Allgäu Alps Mountain range in the Northern Limestone Alps

The Allgäu Alps are a mountain range in the Northern Limestone Alps, located in Bavaria in Germany and Tyrol and Vorarlberg in Austria. The range lies directly east of Lake Constance.

Berchtesgaden Alps

The Berchtesgaden Alps are a mountain range of the Northern Limestone Alps, named after the market town of Berchtesgaden located in the centre. The central part belongs to the Berchtesgadener Land district of southeastern Bavaria, Germany, while the adjacent area in the north, east and south is part of the Austrian state of Salzburg.

Salzkammergut Mountains

The Salzkammergut Mountains are a mountain range of the Northern Limestone Alps, located in the Austrian states of Salzburg and Upper Austria. They are named after the Salzkammergut historic region, part of the Hallstatt-Dachstein / Salzkammergut Cultural Landscape UNESCO World Heritage Site.

Ybbstal Alps

The Ybbstal Alps are a mountain range of the Northern Limestone Alps and part of the Eastern Alps, located in Austria.

Hochschwab Mountains

The Hochschwab, Hochschwab Mountains, Hochschwab Alps or Hochschwab Group is a mountain range in the Northern Limestone Alps of Austria. The range is in the Styria. The highest peak is also called Hochschwab and is 2,277 metres above the Adriatic.

Alpine Club classification of the Eastern Alps

The Alpine Club classification of the Eastern Alps is a common division of the Eastern Alps into 75 mountain ranges, based on the Moriggl Classification (ME) first published in 1924 by the German and Austrian Alpine Club. The present-day division established for the German-speaking world was compiled by the German, Austrian and South Tyrol Alpine Clubs and published in 1984 and is also used for the basic numbering of Alpine Club maps for mountaineering.

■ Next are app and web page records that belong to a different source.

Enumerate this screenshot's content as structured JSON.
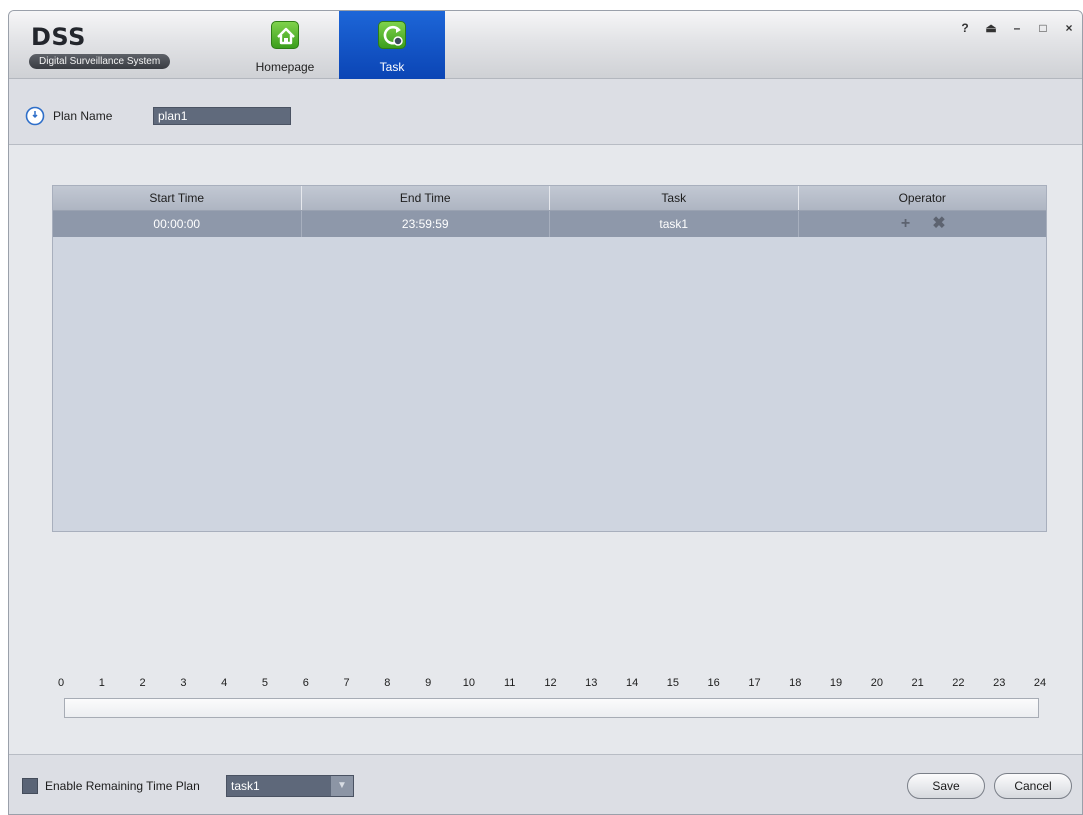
{
  "app": {
    "title": "DSS",
    "subtitle": "Digital Surveillance System",
    "nav": [
      {
        "label": "Homepage",
        "icon": "home-icon",
        "active": false
      },
      {
        "label": "Task",
        "icon": "task-gear-icon",
        "active": true
      }
    ],
    "window_controls": {
      "help": "?",
      "lock": "⏏",
      "minimize": "–",
      "maximize": "□",
      "close": "×"
    }
  },
  "plan": {
    "label": "Plan Name",
    "value": "plan1"
  },
  "table": {
    "headers": [
      "Start Time",
      "End Time",
      "Task",
      "Operator"
    ],
    "rows": [
      {
        "start": "00:00:00",
        "end": "23:59:59",
        "task": "task1"
      }
    ],
    "add_glyph": "+",
    "delete_glyph": "✖"
  },
  "timeline": {
    "hours": [
      "0",
      "1",
      "2",
      "3",
      "4",
      "5",
      "6",
      "7",
      "8",
      "9",
      "10",
      "11",
      "12",
      "13",
      "14",
      "15",
      "16",
      "17",
      "18",
      "19",
      "20",
      "21",
      "22",
      "23",
      "24"
    ]
  },
  "footer": {
    "remaining_label": "Enable Remaining Time Plan",
    "remaining_select": "task1",
    "save": "Save",
    "cancel": "Cancel"
  }
}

Gurktal Alps

The Gurktal Alps are a mountain range of the Central Eastern Alps in Austria, named after the valley of the Gurk River.

Gailtal Alps

The Gailtal Alps, is a mountain range of the Southern Limestone Alps in Austria. It rises between the River Drava (Drau) and the Gail valley and through the southern part of East Tyrol. Its western group called "Lienz Dolomites", is sometimes counted as part of this range and sometimes seen as separate.

References

  1. Reynolds, Kev (2010). Walking in the Alps, Cicerone, ISBN   978-1-85284-476-9.